I’ve heard about Sidney Sheldon’s readability and his page-turner novels long before I summon myself to read him. I have to admit that it was such an easy read for his prose are written in plain English but it is constructed in a flowing manner that makes you read a couple of pages in one good sweep. Before I reached the end, I already have the idea that of all his works this is definitely not his best -not that I don’t enjoyed it- but it could have been more enjoyable in my opinion if the characters are far deeper and well-developed. I also like the idea of the author interjecting some sort of short-stories to keep the readers attention, it also gives me the idea that maybe I am able to glimpse at the real protagonist for the first time.

The Best Laid Plans is a light-read and doesn’t require much attention and concentration so you can continue reading while thinking of something thereafter without missing any major revelations.

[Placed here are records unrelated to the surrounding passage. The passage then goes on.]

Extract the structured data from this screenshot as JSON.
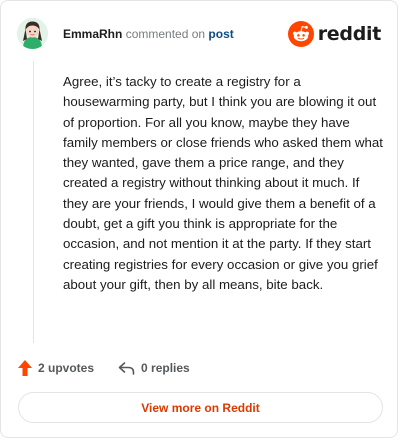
{
  "comment": {
    "username": "EmmaRhn",
    "action_text": "commented on",
    "post_link_label": "post",
    "body": "Agree, it’s tacky to create a registry for a housewarming party, but I think you are blowing it out of proportion. For all you know, maybe they have family members or close friends who asked them what they wanted, gave them a price range, and they created a registry without thinking about it much. If they are your friends, I would give them a benefit of a doubt, get a gift you think is appropriate for the occasion, and not mention it at the party. If they start creating registries for every occasion or give you grief about your gift, then by all means, bite back."
  },
  "brand": {
    "name": "reddit",
    "icon": "reddit-logo-icon",
    "color": "#ff4500"
  },
  "actions": {
    "upvotes_label": "2 upvotes",
    "replies_label": "0 replies",
    "upvote_icon": "upvote-arrow-icon",
    "reply_icon": "reply-arrow-icon",
    "upvote_color": "#ff4500"
  },
  "footer": {
    "view_more_label": "View more on Reddit",
    "link_color": "#d93a00"
  }
}
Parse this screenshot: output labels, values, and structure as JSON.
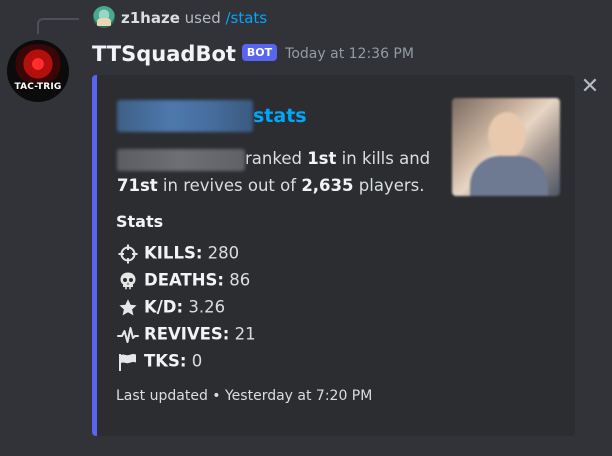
{
  "reply": {
    "username": "z1haze",
    "used_text": " used ",
    "command": "/stats"
  },
  "message": {
    "author": "TTSquadBot",
    "badge": "BOT",
    "timestamp": "Today at 12:36 PM",
    "avatar_text": "TAC-TRIG"
  },
  "embed": {
    "accent_color": "#5865f2",
    "title_suffix": "stats",
    "desc": {
      "text1": "ranked ",
      "kills_rank": "1st",
      "text2": " in kills and",
      "revives_rank": "71st",
      "text3": " in revives out of ",
      "players_count": "2,635",
      "text4": " players."
    },
    "stats_heading": "Stats",
    "stats": [
      {
        "icon": "crosshair-icon",
        "label": "KILLS:",
        "value": " 280"
      },
      {
        "icon": "skull-icon",
        "label": "DEATHS:",
        "value": " 86"
      },
      {
        "icon": "star-icon",
        "label": "K/D:",
        "value": " 3.26"
      },
      {
        "icon": "pulse-icon",
        "label": "REVIVES:",
        "value": " 21"
      },
      {
        "icon": "flag-icon",
        "label": "TKS:",
        "value": " 0"
      }
    ],
    "footer": "Last updated • Yesterday at 7:20 PM"
  }
}
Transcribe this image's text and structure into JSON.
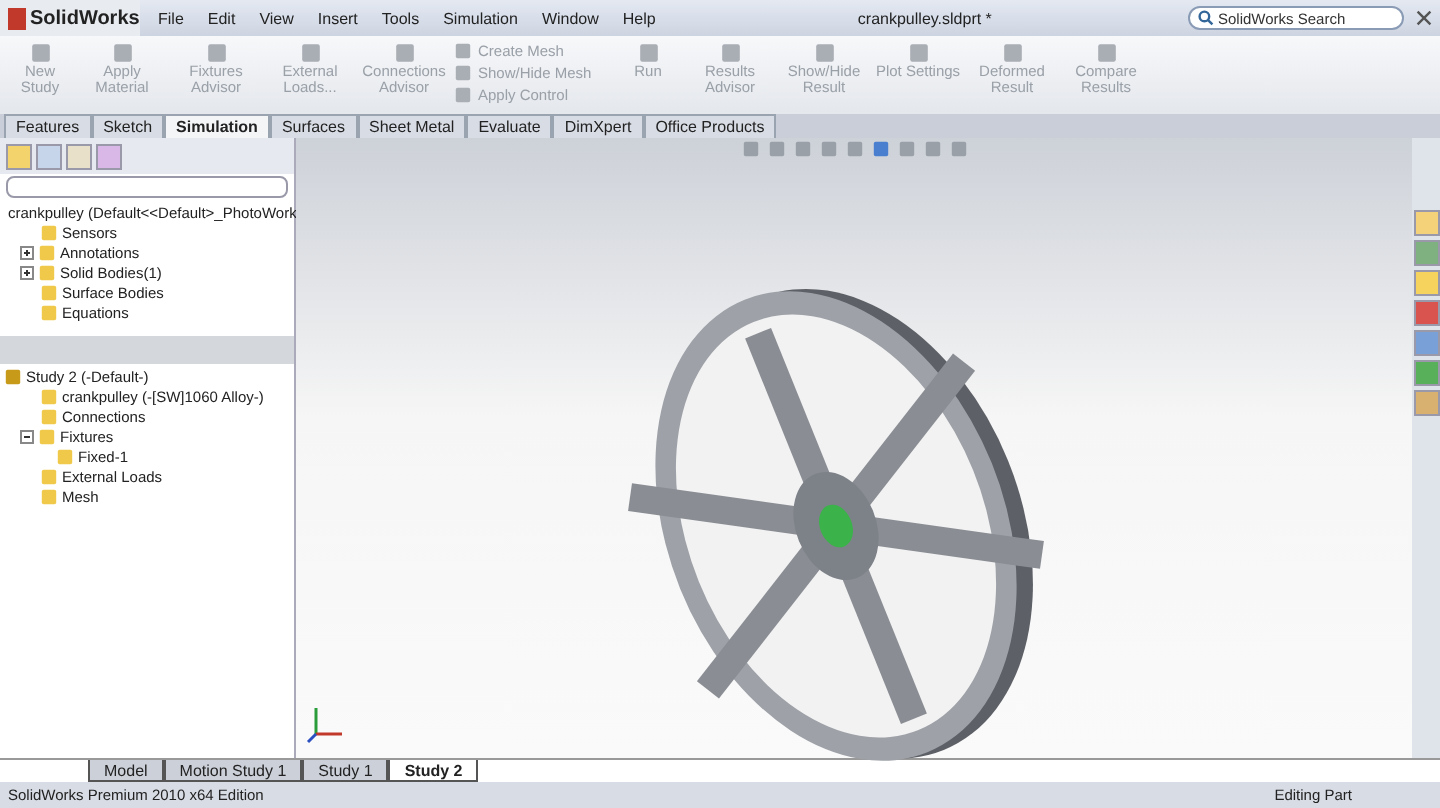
{
  "app": {
    "logo": "SolidWorks",
    "menu": [
      "File",
      "Edit",
      "View",
      "Insert",
      "Tools",
      "Simulation",
      "Window",
      "Help"
    ],
    "document_title": "crankpulley.sldprt *",
    "search": {
      "placeholder": "SolidWorks Search"
    }
  },
  "ribbon": [
    {
      "kind": "large",
      "label": "New Study",
      "disabled": true
    },
    {
      "kind": "large",
      "label": "Apply Material",
      "disabled": true
    },
    {
      "kind": "large",
      "label": "Fixtures Advisor",
      "disabled": true
    },
    {
      "kind": "large",
      "label": "External Loads...",
      "disabled": true
    },
    {
      "kind": "large",
      "label": "Connections Advisor",
      "disabled": true
    },
    {
      "kind": "stack",
      "items": [
        {
          "label": "Create Mesh",
          "disabled": true
        },
        {
          "label": "Show/Hide Mesh",
          "disabled": true
        },
        {
          "label": "Apply Control",
          "disabled": true
        }
      ]
    },
    {
      "kind": "large",
      "label": "Run",
      "disabled": true
    },
    {
      "kind": "large",
      "label": "Results Advisor",
      "disabled": true
    },
    {
      "kind": "large",
      "label": "Show/Hide Result",
      "disabled": true
    },
    {
      "kind": "large",
      "label": "Plot Settings",
      "disabled": true
    },
    {
      "kind": "large",
      "label": "Deformed Result",
      "disabled": true
    },
    {
      "kind": "large",
      "label": "Compare Results",
      "disabled": true
    }
  ],
  "command_tabs": [
    {
      "label": "Features",
      "selected": false
    },
    {
      "label": "Sketch",
      "selected": false
    },
    {
      "label": "Simulation",
      "selected": true
    },
    {
      "label": "Surfaces",
      "selected": false
    },
    {
      "label": "Sheet Metal",
      "selected": false
    },
    {
      "label": "Evaluate",
      "selected": false
    },
    {
      "label": "DimXpert",
      "selected": false
    },
    {
      "label": "Office Products",
      "selected": false
    }
  ],
  "feature_tree": {
    "label": "crankpulley  (Default<<Default>_PhotoWork",
    "children": [
      {
        "label": "Sensors"
      },
      {
        "label": "Annotations",
        "expanded": false
      },
      {
        "label": "Solid Bodies(1)",
        "expanded": false
      },
      {
        "label": "Surface Bodies"
      },
      {
        "label": "Equations"
      }
    ]
  },
  "study_tree": {
    "label": "Study 2 (-Default-)",
    "children": [
      {
        "label": "crankpulley (-[SW]1060 Alloy-)"
      },
      {
        "label": "Connections"
      },
      {
        "label": "Fixtures",
        "expanded": true,
        "children": [
          {
            "label": "Fixed-1"
          }
        ]
      },
      {
        "label": "External Loads"
      },
      {
        "label": "Mesh"
      }
    ]
  },
  "bottom_tabs": [
    {
      "label": "Model",
      "selected": false
    },
    {
      "label": "Motion Study 1",
      "selected": false
    },
    {
      "label": "Study 1",
      "selected": false
    },
    {
      "label": "Study 2",
      "selected": true
    }
  ],
  "status_bar": {
    "edition": "SolidWorks Premium 2010 x64 Edition",
    "mode": "Editing Part"
  }
}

I’m positive that this is not his best book, but it is just enough to convince me to try Sheldon again. The book is packed with full of surprises and twist that keeps readers riveted, and I’m hoping to see more of them when I try his other titles.

Opening Sentence: The first entry in Leslie Stewart’s diary read: Dear Diary, This morning I met the man I am going to marry.

Ending Sentence:  I choose not to reveal the last sentences for fear of spoiling readers.